- Task input:
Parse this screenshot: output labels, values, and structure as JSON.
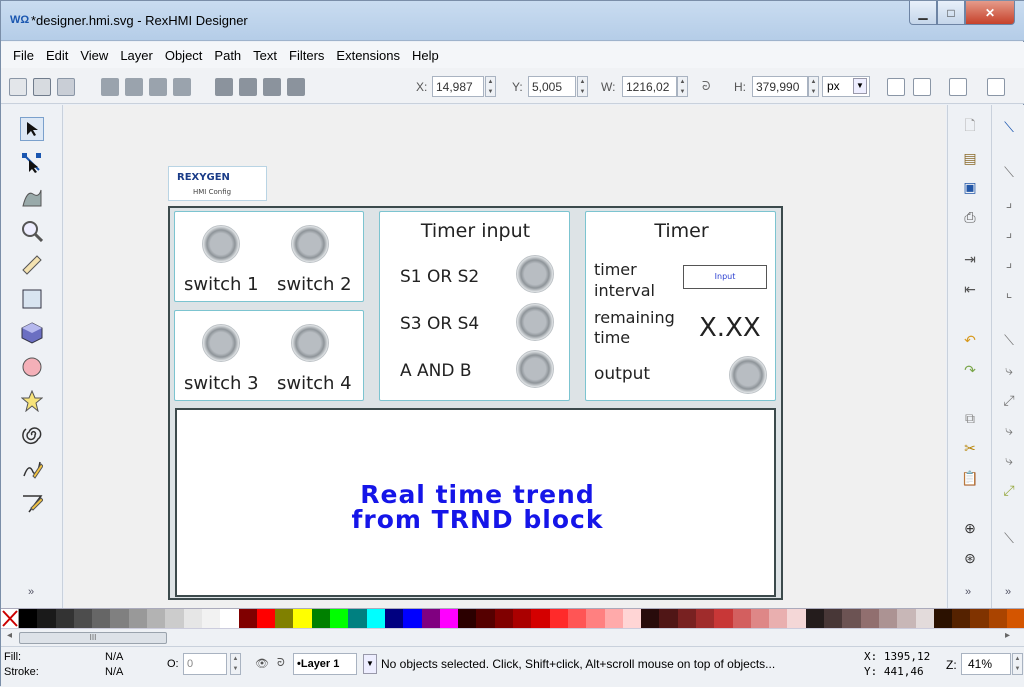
{
  "window": {
    "title": "*designer.hmi.svg - RexHMI Designer",
    "app_icon": "rexhmi-app-icon"
  },
  "menu": [
    "File",
    "Edit",
    "View",
    "Layer",
    "Object",
    "Path",
    "Text",
    "Filters",
    "Extensions",
    "Help"
  ],
  "toolbar": {
    "x_label": "X:",
    "x_value": "14,987",
    "y_label": "Y:",
    "y_value": "5,005",
    "w_label": "W:",
    "w_value": "1216,02",
    "h_label": "H:",
    "h_value": "379,990",
    "unit": "px"
  },
  "canvas": {
    "logo_brand": "REXYGEN",
    "logo_sub": "HMI Config",
    "switches": [
      "switch 1",
      "switch 2",
      "switch 3",
      "switch 4"
    ],
    "timer_input": {
      "title": "Timer input",
      "rows": [
        "S1 OR S2",
        "S3 OR S4",
        "A AND B"
      ]
    },
    "timer": {
      "title": "Timer",
      "interval_line1": "timer",
      "interval_line2": "interval",
      "input_label": "Input",
      "remaining_line1": "remaining",
      "remaining_line2": "time",
      "remaining_value": "X.XX",
      "output": "output"
    },
    "trend_line1": "Real time trend",
    "trend_line2": "from TRND block"
  },
  "status": {
    "fill_label": "Fill:",
    "fill_value": "N/A",
    "stroke_label": "Stroke:",
    "stroke_value": "N/A",
    "opacity_label": "O:",
    "opacity_value": "0",
    "layer": "•Layer 1",
    "message": "No objects selected. Click, Shift+click, Alt+scroll mouse on top of objects...",
    "cursor_x": "X: 1395,12",
    "cursor_y": "Y:  441,46",
    "zoom_label": "Z:",
    "zoom_value": "41%"
  },
  "palette": [
    "#000000",
    "#1a1a1a",
    "#333333",
    "#4d4d4d",
    "#666666",
    "#808080",
    "#999999",
    "#b3b3b3",
    "#cccccc",
    "#e6e6e6",
    "#f2f2f2",
    "#ffffff",
    "#800000",
    "#ff0000",
    "#808000",
    "#ffff00",
    "#008000",
    "#00ff00",
    "#008080",
    "#00ffff",
    "#000080",
    "#0000ff",
    "#800080",
    "#ff00ff",
    "#2b0000",
    "#550000",
    "#800000",
    "#aa0000",
    "#d40000",
    "#ff2a2a",
    "#ff5555",
    "#ff8080",
    "#ffaaaa",
    "#ffd5d5",
    "#280b0b",
    "#501616",
    "#782121",
    "#a02c2c",
    "#c83737",
    "#d35f5f",
    "#de8787",
    "#e9afaf",
    "#f4d7d7",
    "#241c1c",
    "#483737",
    "#6c5353",
    "#916f6f",
    "#ac9393",
    "#c8b7b7",
    "#e3dbdb",
    "#2b1100",
    "#552200",
    "#803300",
    "#aa4400",
    "#d45500"
  ]
}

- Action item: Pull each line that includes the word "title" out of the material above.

- The answer:
    "title": "*designer.hmi.svg - RexHMI Designer",
      "title": "Timer input",
      "title": "Timer",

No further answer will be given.